The year always ends for me with the Awards Season discs and means I get to catch up on titles that I may have missed throughout the year. This past few weeks have meant I have been able to see some of the critic’s considered highlights; CAROL (2015), MARSHLAND (2015), RAMS (2015), SICARIO (2015), THE REVENANT (2015), A WAR (2015) and we still have to watch the likes of BRIDGE OF SPIES (2015), THE HATEFUL 8 (2015), THE DANISH GIRL (2015), TRUMBO (2015), SPOTLIGHT (2015) and YOUTH (2015).
I can’t close this piece without mentioning two of the biggest box office films of the year, SPECTRE (2015) and STAR WARS: THE FORCE AWAKENS (2015). I saw the Bond film on its release date in a packed house and confess to enjoying every minute. Sure it’s entertaining “fluff” and nonsense but Bond films are never likely or expected to win awards for their screenplays or acting! It’s a film that for me entertained and set out to do what it intended, and continued to uphold the Bond tradition. I’m afraid I can’t say the same for the STAR WARS film, which I’d instantly forgotten about the moment I left the cinema. It was a shameless “cash-in” using strong story elements from the original 1977 film (which it almost duplicated at times!) and where the acting at times was laughable and frankly, embarrassing.
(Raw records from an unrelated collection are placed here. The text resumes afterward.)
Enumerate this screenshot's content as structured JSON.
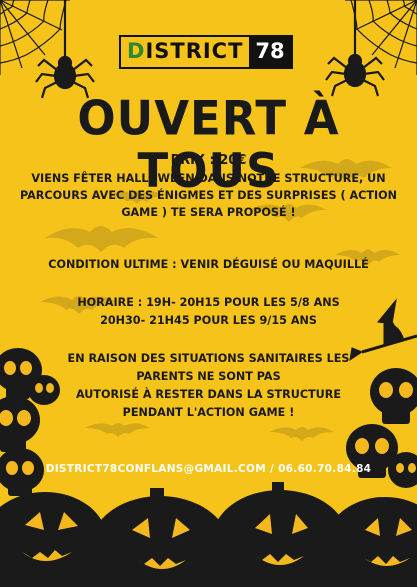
{
  "logo": {
    "text_main": "ISTRICT",
    "text_initial": "D",
    "text_number": "78"
  },
  "headline": "OUVERT À TOUS",
  "price": "PRIX : 20€",
  "intro": [
    "VIENS FÊTER HALLOWEEN DANS NOTRE STRUCTURE, UN",
    "PARCOURS AVEC DES ÉNIGMES ET DES SURPRISES ( ACTION",
    "GAME ) TE SERA PROPOSÉ !"
  ],
  "condition": "CONDITION ULTIME : VENIR DÉGUISÉ OU MAQUILLÉ",
  "hours": [
    "HORAIRE : 19H- 20H15 POUR LES 5/8 ANS",
    "20H30- 21H45 POUR LES 9/15 ANS"
  ],
  "sanitary": [
    "EN RAISON DES SITUATIONS SANITAIRES LES",
    "PARENTS NE SONT PAS",
    "AUTORISÉ À RESTER DANS LA STRUCTURE",
    "PENDANT L'ACTION GAME !"
  ],
  "contact": "DISTRICT78CONFLANS@GMAIL.COM / 06.60.70.84.84",
  "colors": {
    "background": "#f6c31a",
    "ink": "#1a1a1a",
    "logo_green": "#2f8a2f"
  }
}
I look forward to 2016 with the usual sense of optimism of what may excite me, what I may discover and new experiences/encounters with folk from the film world. I have curated a programme of film events at my local cinema (The Riverside), which I am very much looking forward to getting involved in. There will also be Il Cinema Ritrovato in June as well as my new role at the Karlovy Vary Film Festival in July.
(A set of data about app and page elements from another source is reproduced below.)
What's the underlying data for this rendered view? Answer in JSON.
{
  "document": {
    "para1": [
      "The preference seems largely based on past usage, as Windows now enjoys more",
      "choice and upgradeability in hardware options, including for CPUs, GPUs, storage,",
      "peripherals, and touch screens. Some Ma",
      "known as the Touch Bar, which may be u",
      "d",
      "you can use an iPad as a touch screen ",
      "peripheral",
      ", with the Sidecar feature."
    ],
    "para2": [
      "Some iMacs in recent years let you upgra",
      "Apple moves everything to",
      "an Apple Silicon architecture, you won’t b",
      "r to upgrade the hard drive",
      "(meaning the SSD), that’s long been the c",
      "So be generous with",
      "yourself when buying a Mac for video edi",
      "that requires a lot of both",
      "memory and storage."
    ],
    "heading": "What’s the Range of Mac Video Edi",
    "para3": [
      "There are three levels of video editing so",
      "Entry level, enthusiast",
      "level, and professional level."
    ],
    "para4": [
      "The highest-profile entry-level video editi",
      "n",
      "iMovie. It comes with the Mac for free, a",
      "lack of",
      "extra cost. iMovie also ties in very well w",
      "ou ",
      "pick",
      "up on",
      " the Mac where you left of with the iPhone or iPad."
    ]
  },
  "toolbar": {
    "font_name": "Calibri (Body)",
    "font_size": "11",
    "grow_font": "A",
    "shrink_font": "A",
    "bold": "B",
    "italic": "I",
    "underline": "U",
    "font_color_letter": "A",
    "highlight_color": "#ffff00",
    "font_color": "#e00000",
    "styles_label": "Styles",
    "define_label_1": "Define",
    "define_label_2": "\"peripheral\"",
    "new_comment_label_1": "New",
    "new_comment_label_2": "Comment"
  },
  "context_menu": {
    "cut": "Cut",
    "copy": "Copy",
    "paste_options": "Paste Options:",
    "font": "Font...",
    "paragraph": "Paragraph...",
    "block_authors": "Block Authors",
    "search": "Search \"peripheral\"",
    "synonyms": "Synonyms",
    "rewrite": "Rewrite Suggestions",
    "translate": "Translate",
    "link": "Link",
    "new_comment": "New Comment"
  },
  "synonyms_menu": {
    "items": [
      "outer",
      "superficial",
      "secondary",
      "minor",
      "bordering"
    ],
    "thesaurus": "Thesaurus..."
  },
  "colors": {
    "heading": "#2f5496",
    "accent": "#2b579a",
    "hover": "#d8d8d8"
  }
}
Wishing all friends and defenders of cinephilia a healthy and prosperous 2016, may it bring you many cinematic delights!Defending cinephilia, I hear you ask? Defending it against what? Well, it is a term broadly defined by film critic, Robert Koehler, and is intended to be a list of five things that you believe “defended cinephilia” in the current year.